After a tight race, the results are in, and Toronto’s new 25-member city council has been officially elected, along with incumbent Mayor John Tory. But what will the new slate of councillors mean for the city’s housing market?
The previous 44-member council had been comprised of enough centre-right councillors to give Mayor John Tory a majority when it came to voting on certain key items. And one of the Mayor’s signature policies has been a decision to keep property taxes at-or-below the rate of inflation.
Housing Market News Alerts
Sign up for news alerts on the Toronto housing market
During the campaign the Tory pledged to continue to keep property taxes low if re-elected. Meanwhile progressive councillors — chiefly Gord Perks, Mike Layton, Kristyn Wong-Tam and Joe Cressy, who were all re-elected last night — have long argued that keeping taxes low means that the city does not have the revenue it needs to tackle major projects like the construction of new transit and affordable housing.
The newly elected council — which mainly consists of incumbent candidates, with only four new faces — includes 11 councillors with a history of voting in favour of keeping property taxes low, with nine councillors who might argue in favour of raising them. The four new councillors represent an unknown voting block, while incumbent councillor Paul Ainslie has long been a swing vote on council.
Tory will need a 14-vote majority to keep property taxes down, so it remains to be seen if he will be able to keep this key campaign promise. Another pledge that may or may not come to pass, depending on the support of council members? The creation of more affordable rental stock.
Despite provincial rent control legislation introduced in the spring of 2017, the city’s rents have continue to rise. The average condo rent jumped 9.7 percent year-over-year last quarter, bringing the average price-per-square-foot to $3.26.
Tory had promised to expand the existing Open Door program if re-elected.

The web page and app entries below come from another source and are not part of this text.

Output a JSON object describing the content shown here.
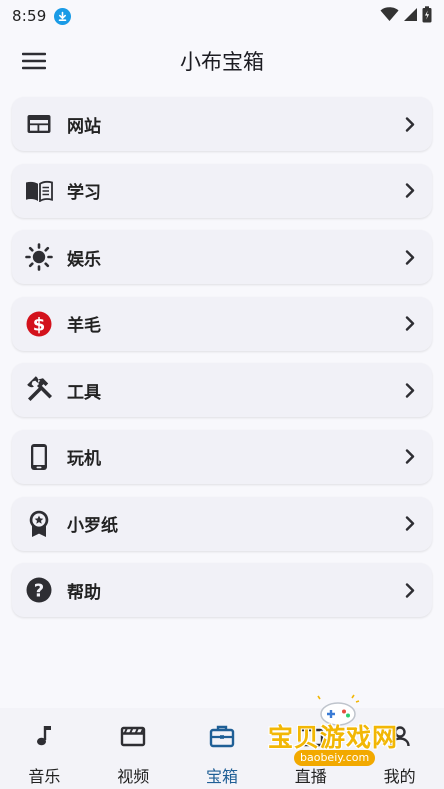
{
  "status_bar": {
    "time": "8:59",
    "icons": [
      "download-icon",
      "wifi-icon",
      "cellular-signal-icon",
      "battery-charging-icon"
    ],
    "accent": "#1a9be6"
  },
  "app_bar": {
    "title": "小布宝箱",
    "menu_icon": "hamburger-menu-icon"
  },
  "menu_items": [
    {
      "label": "网站",
      "icon": "browser-window-icon",
      "id": "website"
    },
    {
      "label": "学习",
      "icon": "open-book-icon",
      "id": "study"
    },
    {
      "label": "娱乐",
      "icon": "sun-icon",
      "id": "entertainment"
    },
    {
      "label": "羊毛",
      "icon": "dollar-coin-icon",
      "id": "deals",
      "icon_color": "#d3121c"
    },
    {
      "label": "工具",
      "icon": "hammer-wrench-icon",
      "id": "tools"
    },
    {
      "label": "玩机",
      "icon": "smartphone-icon",
      "id": "phone"
    },
    {
      "label": "小罗纸",
      "icon": "award-badge-icon",
      "id": "xiaoluozhi"
    },
    {
      "label": "帮助",
      "icon": "help-circle-icon",
      "id": "help"
    }
  ],
  "bottom_nav": {
    "items": [
      {
        "label": "音乐",
        "icon": "music-note-icon",
        "active": false
      },
      {
        "label": "视频",
        "icon": "film-clapper-icon",
        "active": false
      },
      {
        "label": "宝箱",
        "icon": "briefcase-icon",
        "active": true
      },
      {
        "label": "直播",
        "icon": "tv-icon",
        "active": false
      },
      {
        "label": "我的",
        "icon": "person-icon",
        "active": false
      }
    ],
    "active_color": "#1f5f96"
  },
  "watermark": {
    "text": "宝贝游戏网",
    "url": "baobeiy.com"
  },
  "colors": {
    "background": "#f8f8fc",
    "card": "#f1f1f7",
    "icon": "#2e2e33"
  }
}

Currently, the program aims to create 1,000 new subsidized rental units a year. An expansion would aim to create 40,000 units over 12 years.